Copy out every entry, keeping each character the same.

Start of Exercise inputs

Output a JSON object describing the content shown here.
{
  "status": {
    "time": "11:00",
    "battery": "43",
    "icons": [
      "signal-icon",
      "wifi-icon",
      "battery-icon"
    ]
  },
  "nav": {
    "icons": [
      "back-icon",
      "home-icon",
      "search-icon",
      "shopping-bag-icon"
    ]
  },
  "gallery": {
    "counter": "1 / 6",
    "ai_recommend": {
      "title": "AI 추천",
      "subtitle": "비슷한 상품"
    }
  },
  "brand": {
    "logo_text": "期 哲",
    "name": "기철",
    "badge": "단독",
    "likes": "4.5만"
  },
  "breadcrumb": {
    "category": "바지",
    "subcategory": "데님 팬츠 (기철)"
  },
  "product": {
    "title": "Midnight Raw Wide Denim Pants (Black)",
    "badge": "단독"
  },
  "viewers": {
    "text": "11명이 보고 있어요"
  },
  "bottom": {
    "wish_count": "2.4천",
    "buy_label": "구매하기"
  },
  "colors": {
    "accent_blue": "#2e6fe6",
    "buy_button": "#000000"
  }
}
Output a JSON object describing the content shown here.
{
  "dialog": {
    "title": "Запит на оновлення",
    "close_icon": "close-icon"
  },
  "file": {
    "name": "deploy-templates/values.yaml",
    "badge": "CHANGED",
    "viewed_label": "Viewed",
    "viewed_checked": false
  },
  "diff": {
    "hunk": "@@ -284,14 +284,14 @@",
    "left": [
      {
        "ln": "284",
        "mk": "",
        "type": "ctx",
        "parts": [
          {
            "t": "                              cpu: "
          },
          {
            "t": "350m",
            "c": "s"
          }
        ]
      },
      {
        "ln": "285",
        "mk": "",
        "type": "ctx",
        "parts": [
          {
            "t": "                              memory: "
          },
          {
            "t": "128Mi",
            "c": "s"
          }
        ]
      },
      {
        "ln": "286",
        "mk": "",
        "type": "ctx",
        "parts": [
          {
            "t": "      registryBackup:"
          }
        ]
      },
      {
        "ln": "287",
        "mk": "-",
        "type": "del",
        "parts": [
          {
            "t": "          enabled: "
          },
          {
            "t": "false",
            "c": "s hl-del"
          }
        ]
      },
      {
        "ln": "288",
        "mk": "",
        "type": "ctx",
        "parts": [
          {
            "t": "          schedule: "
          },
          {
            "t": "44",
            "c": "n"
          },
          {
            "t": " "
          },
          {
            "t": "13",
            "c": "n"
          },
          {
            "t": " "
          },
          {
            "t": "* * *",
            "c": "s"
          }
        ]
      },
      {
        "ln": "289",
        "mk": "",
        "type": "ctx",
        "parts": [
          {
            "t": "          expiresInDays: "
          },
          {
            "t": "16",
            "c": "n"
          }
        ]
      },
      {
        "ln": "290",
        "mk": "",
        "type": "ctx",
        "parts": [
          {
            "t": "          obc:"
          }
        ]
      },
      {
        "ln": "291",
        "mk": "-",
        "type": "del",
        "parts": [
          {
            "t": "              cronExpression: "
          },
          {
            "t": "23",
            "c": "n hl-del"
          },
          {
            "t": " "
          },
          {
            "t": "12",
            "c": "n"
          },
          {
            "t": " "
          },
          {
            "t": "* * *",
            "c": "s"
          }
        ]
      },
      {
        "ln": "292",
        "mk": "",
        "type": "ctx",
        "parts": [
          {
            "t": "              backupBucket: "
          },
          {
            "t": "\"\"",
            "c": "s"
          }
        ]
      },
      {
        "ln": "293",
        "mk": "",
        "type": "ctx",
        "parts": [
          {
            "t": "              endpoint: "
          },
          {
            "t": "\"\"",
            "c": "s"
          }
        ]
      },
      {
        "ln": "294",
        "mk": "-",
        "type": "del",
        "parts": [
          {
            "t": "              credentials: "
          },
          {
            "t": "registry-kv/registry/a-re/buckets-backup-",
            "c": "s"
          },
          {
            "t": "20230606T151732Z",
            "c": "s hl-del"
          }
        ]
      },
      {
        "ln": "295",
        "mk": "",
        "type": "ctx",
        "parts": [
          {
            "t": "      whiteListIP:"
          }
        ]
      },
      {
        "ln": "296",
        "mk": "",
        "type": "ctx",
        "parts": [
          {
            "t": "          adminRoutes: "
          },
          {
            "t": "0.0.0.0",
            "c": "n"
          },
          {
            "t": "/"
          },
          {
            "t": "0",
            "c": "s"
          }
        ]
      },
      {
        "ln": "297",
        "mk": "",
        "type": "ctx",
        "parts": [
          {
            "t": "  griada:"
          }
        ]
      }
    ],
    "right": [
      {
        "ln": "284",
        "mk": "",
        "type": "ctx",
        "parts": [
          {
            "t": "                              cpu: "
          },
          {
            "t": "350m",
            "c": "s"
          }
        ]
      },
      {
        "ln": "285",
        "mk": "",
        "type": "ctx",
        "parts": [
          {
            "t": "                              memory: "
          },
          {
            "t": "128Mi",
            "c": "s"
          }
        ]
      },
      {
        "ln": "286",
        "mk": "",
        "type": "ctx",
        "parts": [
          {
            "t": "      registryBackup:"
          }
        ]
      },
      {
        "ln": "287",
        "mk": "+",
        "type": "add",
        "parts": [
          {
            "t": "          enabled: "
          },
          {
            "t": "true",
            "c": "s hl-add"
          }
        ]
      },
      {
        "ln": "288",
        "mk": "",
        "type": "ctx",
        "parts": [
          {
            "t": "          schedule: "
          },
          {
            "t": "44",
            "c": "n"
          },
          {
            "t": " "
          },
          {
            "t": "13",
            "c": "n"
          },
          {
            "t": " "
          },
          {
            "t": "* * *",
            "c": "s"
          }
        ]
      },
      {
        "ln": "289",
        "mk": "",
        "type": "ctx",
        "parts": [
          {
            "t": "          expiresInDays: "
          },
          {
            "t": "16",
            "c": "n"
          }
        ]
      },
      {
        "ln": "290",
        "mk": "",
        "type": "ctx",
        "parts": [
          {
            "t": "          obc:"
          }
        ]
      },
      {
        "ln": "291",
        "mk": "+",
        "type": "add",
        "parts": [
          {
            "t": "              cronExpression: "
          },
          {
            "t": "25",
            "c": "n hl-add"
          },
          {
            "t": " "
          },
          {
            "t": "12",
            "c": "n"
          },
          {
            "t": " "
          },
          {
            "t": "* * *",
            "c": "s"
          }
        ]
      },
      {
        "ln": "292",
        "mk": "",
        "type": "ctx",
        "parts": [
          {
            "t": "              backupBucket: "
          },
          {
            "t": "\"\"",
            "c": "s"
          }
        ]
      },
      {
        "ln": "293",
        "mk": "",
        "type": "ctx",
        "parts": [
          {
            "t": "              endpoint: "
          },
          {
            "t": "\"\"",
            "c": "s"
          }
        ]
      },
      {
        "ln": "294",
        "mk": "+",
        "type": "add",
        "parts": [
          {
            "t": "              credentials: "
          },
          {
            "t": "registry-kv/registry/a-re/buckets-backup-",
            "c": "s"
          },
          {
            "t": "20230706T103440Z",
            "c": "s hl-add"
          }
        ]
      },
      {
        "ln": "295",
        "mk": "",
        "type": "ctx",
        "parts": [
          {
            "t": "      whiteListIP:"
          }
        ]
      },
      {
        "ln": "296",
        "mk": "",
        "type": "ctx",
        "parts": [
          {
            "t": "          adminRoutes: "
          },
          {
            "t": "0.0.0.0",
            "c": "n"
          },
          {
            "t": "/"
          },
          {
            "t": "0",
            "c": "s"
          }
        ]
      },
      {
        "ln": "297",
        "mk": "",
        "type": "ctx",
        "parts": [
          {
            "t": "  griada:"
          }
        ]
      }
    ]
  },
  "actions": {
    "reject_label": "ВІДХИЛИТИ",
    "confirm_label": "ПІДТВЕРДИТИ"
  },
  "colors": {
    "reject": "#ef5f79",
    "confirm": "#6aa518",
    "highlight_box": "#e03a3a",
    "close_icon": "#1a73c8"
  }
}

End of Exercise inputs

Task output —
Output a JSON object describing the content shown here.
{
  "status": {
    "time": "11:00",
    "battery": "43",
    "icons": [
      "signal-icon",
      "wifi-icon",
      "battery-icon"
    ]
  },
  "nav": {
    "icons": [
      "back-icon",
      "home-icon",
      "search-icon",
      "shopping-bag-icon"
    ]
  },
  "gallery": {
    "counter": "1 / 6",
    "ai_recommend": {
      "title": "AI 추천",
      "subtitle": "비슷한 상품"
    }
  },
  "brand": {
    "logo_text": "期 哲",
    "name": "기철",
    "badge": "단독",
    "likes": "4.5만"
  },
  "breadcrumb": {
    "category": "바지",
    "subcategory": "데님 팬츠 (기철)"
  },
  "product": {
    "title": "Midnight Raw Wide Denim Pants (Black)",
    "badge": "단독"
  },
  "viewers": {
    "text": "11명이 보고 있어요"
  },
  "bottom": {
    "wish_count": "2.4천",
    "buy_label": "구매하기"
  },
  "colors": {
    "accent_blue": "#2e6fe6",
    "buy_button": "#000000"
  }
}
Output a JSON object describing the content shown here.
{
  "dialog": {
    "title": "Запит на оновлення",
    "close_icon": "close-icon"
  },
  "file": {
    "name": "deploy-templates/values.yaml",
    "badge": "CHANGED",
    "viewed_label": "Viewed",
    "viewed_checked": false
  },
  "diff": {
    "hunk": "@@ -284,14 +284,14 @@",
    "left": [
      {
        "ln": "284",
        "mk": "",
        "type": "ctx",
        "parts": [
          {
            "t": "                              cpu: "
          },
          {
            "t": "350m",
            "c": "s"
          }
        ]
      },
      {
        "ln": "285",
        "mk": "",
        "type": "ctx",
        "parts": [
          {
            "t": "                              memory: "
          },
          {
            "t": "128Mi",
            "c": "s"
          }
        ]
      },
      {
        "ln": "286",
        "mk": "",
        "type": "ctx",
        "parts": [
          {
            "t": "      registryBackup:"
          }
        ]
      },
      {
        "ln": "287",
        "mk": "-",
        "type": "del",
        "parts": [
          {
            "t": "          enabled: "
          },
          {
            "t": "false",
            "c": "s hl-del"
          }
        ]
      },
      {
        "ln": "288",
        "mk": "",
        "type": "ctx",
        "parts": [
          {
            "t": "          schedule: "
          },
          {
            "t": "44",
            "c": "n"
          },
          {
            "t": " "
          },
          {
            "t": "13",
            "c": "n"
          },
          {
            "t": " "
          },
          {
            "t": "* * *",
            "c": "s"
          }
        ]
      },
      {
        "ln": "289",
        "mk": "",
        "type": "ctx",
        "parts": [
          {
            "t": "          expiresInDays: "
          },
          {
            "t": "16",
            "c": "n"
          }
        ]
      },
      {
        "ln": "290",
        "mk": "",
        "type": "ctx",
        "parts": [
          {
            "t": "          obc:"
          }
        ]
      },
      {
        "ln": "291",
        "mk": "-",
        "type": "del",
        "parts": [
          {
            "t": "              cronExpression: "
          },
          {
            "t": "23",
            "c": "n hl-del"
          },
          {
            "t": " "
          },
          {
            "t": "12",
            "c": "n"
          },
          {
            "t": " "
          },
          {
            "t": "* * *",
            "c": "s"
          }
        ]
      },
      {
        "ln": "292",
        "mk": "",
        "type": "ctx",
        "parts": [
          {
            "t": "              backupBucket: "
          },
          {
            "t": "\"\"",
            "c": "s"
          }
        ]
      },
      {
        "ln": "293",
        "mk": "",
        "type": "ctx",
        "parts": [
          {
            "t": "              endpoint: "
          },
          {
            "t": "\"\"",
            "c": "s"
          }
        ]
      },
      {
        "ln": "294",
        "mk": "-",
        "type": "del",
        "parts": [
          {
            "t": "              credentials: "
          },
          {
            "t": "registry-kv/registry/a-re/buckets-backup-",
            "c": "s"
          },
          {
            "t": "20230606T151732Z",
            "c": "s hl-del"
          }
        ]
      },
      {
        "ln": "295",
        "mk": "",
        "type": "ctx",
        "parts": [
          {
            "t": "      whiteListIP:"
          }
        ]
      },
      {
        "ln": "296",
        "mk": "",
        "type": "ctx",
        "parts": [
          {
            "t": "          adminRoutes: "
          },
          {
            "t": "0.0.0.0",
            "c": "n"
          },
          {
            "t": "/"
          },
          {
            "t": "0",
            "c": "s"
          }
        ]
      },
      {
        "ln": "297",
        "mk": "",
        "type": "ctx",
        "parts": [
          {
            "t": "  griada:"
          }
        ]
      }
    ],
    "right": [
      {
        "ln": "284",
        "mk": "",
        "type": "ctx",
        "parts": [
          {
            "t": "                              cpu: "
          },
          {
            "t": "350m",
            "c": "s"
          }
        ]
      },
      {
        "ln": "285",
        "mk": "",
        "type": "ctx",
        "parts": [
          {
            "t": "                              memory: "
          },
          {
            "t": "128Mi",
            "c": "s"
          }
        ]
      },
      {
        "ln": "286",
        "mk": "",
        "type": "ctx",
        "parts": [
          {
            "t": "      registryBackup:"
          }
        ]
      },
      {
        "ln": "287",
        "mk": "+",
        "type": "add",
        "parts": [
          {
            "t": "          enabled: "
          },
          {
            "t": "true",
            "c": "s hl-add"
          }
        ]
      },
      {
        "ln": "288",
        "mk": "",
        "type": "ctx",
        "parts": [
          {
            "t": "          schedule: "
          },
          {
            "t": "44",
            "c": "n"
          },
          {
            "t": " "
          },
          {
            "t": "13",
            "c": "n"
          },
          {
            "t": " "
          },
          {
            "t": "* * *",
            "c": "s"
          }
        ]
      },
      {
        "ln": "289",
        "mk": "",
        "type": "ctx",
        "parts": [
          {
            "t": "          expiresInDays: "
          },
          {
            "t": "16",
            "c": "n"
          }
        ]
      },
      {
        "ln": "290",
        "mk": "",
        "type": "ctx",
        "parts": [
          {
            "t": "          obc:"
          }
        ]
      },
      {
        "ln": "291",
        "mk": "+",
        "type": "add",
        "parts": [
          {
            "t": "              cronExpression: "
          },
          {
            "t": "25",
            "c": "n hl-add"
          },
          {
            "t": " "
          },
          {
            "t": "12",
            "c": "n"
          },
          {
            "t": " "
          },
          {
            "t": "* * *",
            "c": "s"
          }
        ]
      },
      {
        "ln": "292",
        "mk": "",
        "type": "ctx",
        "parts": [
          {
            "t": "              backupBucket: "
          },
          {
            "t": "\"\"",
            "c": "s"
          }
        ]
      },
      {
        "ln": "293",
        "mk": "",
        "type": "ctx",
        "parts": [
          {
            "t": "              endpoint: "
          },
          {
            "t": "\"\"",
            "c": "s"
          }
        ]
      },
      {
        "ln": "294",
        "mk": "+",
        "type": "add",
        "parts": [
          {
            "t": "              credentials: "
          },
          {
            "t": "registry-kv/registry/a-re/buckets-backup-",
            "c": "s"
          },
          {
            "t": "20230706T103440Z",
            "c": "s hl-add"
          }
        ]
      },
      {
        "ln": "295",
        "mk": "",
        "type": "ctx",
        "parts": [
          {
            "t": "      whiteListIP:"
          }
        ]
      },
      {
        "ln": "296",
        "mk": "",
        "type": "ctx",
        "parts": [
          {
            "t": "          adminRoutes: "
          },
          {
            "t": "0.0.0.0",
            "c": "n"
          },
          {
            "t": "/"
          },
          {
            "t": "0",
            "c": "s"
          }
        ]
      },
      {
        "ln": "297",
        "mk": "",
        "type": "ctx",
        "parts": [
          {
            "t": "  griada:"
          }
        ]
      }
    ]
  },
  "actions": {
    "reject_label": "ВІДХИЛИТИ",
    "confirm_label": "ПІДТВЕРДИТИ"
  },
  "colors": {
    "reject": "#ef5f79",
    "confirm": "#6aa518",
    "highlight_box": "#e03a3a",
    "close_icon": "#1a73c8"
  }
}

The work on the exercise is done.